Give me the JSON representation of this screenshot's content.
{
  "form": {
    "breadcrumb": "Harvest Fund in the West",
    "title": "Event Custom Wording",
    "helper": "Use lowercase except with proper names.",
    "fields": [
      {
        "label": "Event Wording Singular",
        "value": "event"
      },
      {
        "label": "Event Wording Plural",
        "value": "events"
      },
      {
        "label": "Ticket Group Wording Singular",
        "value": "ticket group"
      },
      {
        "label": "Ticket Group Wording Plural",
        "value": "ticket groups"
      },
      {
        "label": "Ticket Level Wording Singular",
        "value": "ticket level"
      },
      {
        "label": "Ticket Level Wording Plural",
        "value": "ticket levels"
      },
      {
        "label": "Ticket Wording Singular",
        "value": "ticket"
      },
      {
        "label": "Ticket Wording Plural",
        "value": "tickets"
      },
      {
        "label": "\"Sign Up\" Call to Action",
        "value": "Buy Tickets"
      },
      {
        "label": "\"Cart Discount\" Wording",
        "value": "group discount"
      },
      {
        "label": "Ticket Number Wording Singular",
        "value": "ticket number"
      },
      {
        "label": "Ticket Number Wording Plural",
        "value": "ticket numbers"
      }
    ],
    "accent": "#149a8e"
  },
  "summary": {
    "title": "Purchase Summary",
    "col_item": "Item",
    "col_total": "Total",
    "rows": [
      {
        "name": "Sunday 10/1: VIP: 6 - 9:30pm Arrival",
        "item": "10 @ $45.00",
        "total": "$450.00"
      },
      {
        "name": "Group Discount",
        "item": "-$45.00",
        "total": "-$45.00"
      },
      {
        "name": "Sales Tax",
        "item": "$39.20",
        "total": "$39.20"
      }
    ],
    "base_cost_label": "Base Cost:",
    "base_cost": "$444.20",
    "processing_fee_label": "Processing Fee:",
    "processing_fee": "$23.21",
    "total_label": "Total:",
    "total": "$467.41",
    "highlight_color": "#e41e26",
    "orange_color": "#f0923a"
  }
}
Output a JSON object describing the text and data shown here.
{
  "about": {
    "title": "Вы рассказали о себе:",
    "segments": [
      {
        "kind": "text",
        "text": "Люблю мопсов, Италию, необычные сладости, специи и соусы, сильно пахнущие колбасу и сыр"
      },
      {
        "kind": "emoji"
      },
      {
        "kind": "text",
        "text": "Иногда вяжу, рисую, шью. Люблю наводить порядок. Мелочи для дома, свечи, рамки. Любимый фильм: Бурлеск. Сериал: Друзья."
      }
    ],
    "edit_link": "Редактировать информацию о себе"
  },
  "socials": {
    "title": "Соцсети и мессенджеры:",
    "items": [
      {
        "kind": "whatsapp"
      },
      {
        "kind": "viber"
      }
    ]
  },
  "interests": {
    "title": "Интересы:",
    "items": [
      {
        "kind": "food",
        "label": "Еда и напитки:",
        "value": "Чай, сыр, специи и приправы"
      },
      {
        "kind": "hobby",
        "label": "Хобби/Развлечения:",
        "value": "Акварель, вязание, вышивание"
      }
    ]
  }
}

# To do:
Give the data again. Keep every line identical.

# Solution for this problem:
Give me the JSON representation of this screenshot's content.
{
  "form": {
    "breadcrumb": "Harvest Fund in the West",
    "title": "Event Custom Wording",
    "helper": "Use lowercase except with proper names.",
    "fields": [
      {
        "label": "Event Wording Singular",
        "value": "event"
      },
      {
        "label": "Event Wording Plural",
        "value": "events"
      },
      {
        "label": "Ticket Group Wording Singular",
        "value": "ticket group"
      },
      {
        "label": "Ticket Group Wording Plural",
        "value": "ticket groups"
      },
      {
        "label": "Ticket Level Wording Singular",
        "value": "ticket level"
      },
      {
        "label": "Ticket Level Wording Plural",
        "value": "ticket levels"
      },
      {
        "label": "Ticket Wording Singular",
        "value": "ticket"
      },
      {
        "label": "Ticket Wording Plural",
        "value": "tickets"
      },
      {
        "label": "\"Sign Up\" Call to Action",
        "value": "Buy Tickets"
      },
      {
        "label": "\"Cart Discount\" Wording",
        "value": "group discount"
      },
      {
        "label": "Ticket Number Wording Singular",
        "value": "ticket number"
      },
      {
        "label": "Ticket Number Wording Plural",
        "value": "ticket numbers"
      }
    ],
    "accent": "#149a8e"
  },
  "summary": {
    "title": "Purchase Summary",
    "col_item": "Item",
    "col_total": "Total",
    "rows": [
      {
        "name": "Sunday 10/1: VIP: 6 - 9:30pm Arrival",
        "item": "10 @ $45.00",
        "total": "$450.00"
      },
      {
        "name": "Group Discount",
        "item": "-$45.00",
        "total": "-$45.00"
      },
      {
        "name": "Sales Tax",
        "item": "$39.20",
        "total": "$39.20"
      }
    ],
    "base_cost_label": "Base Cost:",
    "base_cost": "$444.20",
    "processing_fee_label": "Processing Fee:",
    "processing_fee": "$23.21",
    "total_label": "Total:",
    "total": "$467.41",
    "highlight_color": "#e41e26",
    "orange_color": "#f0923a"
  }
}
Output a JSON object describing the text and data shown here.
{
  "about": {
    "title": "Вы рассказали о себе:",
    "segments": [
      {
        "kind": "text",
        "text": "Люблю мопсов, Италию, необычные сладости, специи и соусы, сильно пахнущие колбасу и сыр"
      },
      {
        "kind": "emoji"
      },
      {
        "kind": "text",
        "text": "Иногда вяжу, рисую, шью. Люблю наводить порядок. Мелочи для дома, свечи, рамки. Любимый фильм: Бурлеск. Сериал: Друзья."
      }
    ],
    "edit_link": "Редактировать информацию о себе"
  },
  "socials": {
    "title": "Соцсети и мессенджеры:",
    "items": [
      {
        "kind": "whatsapp"
      },
      {
        "kind": "viber"
      }
    ]
  },
  "interests": {
    "title": "Интересы:",
    "items": [
      {
        "kind": "food",
        "label": "Еда и напитки:",
        "value": "Чай, сыр, специи и приправы"
      },
      {
        "kind": "hobby",
        "label": "Хобби/Развлечения:",
        "value": "Акварель, вязание, вышивание"
      }
    ]
  }
}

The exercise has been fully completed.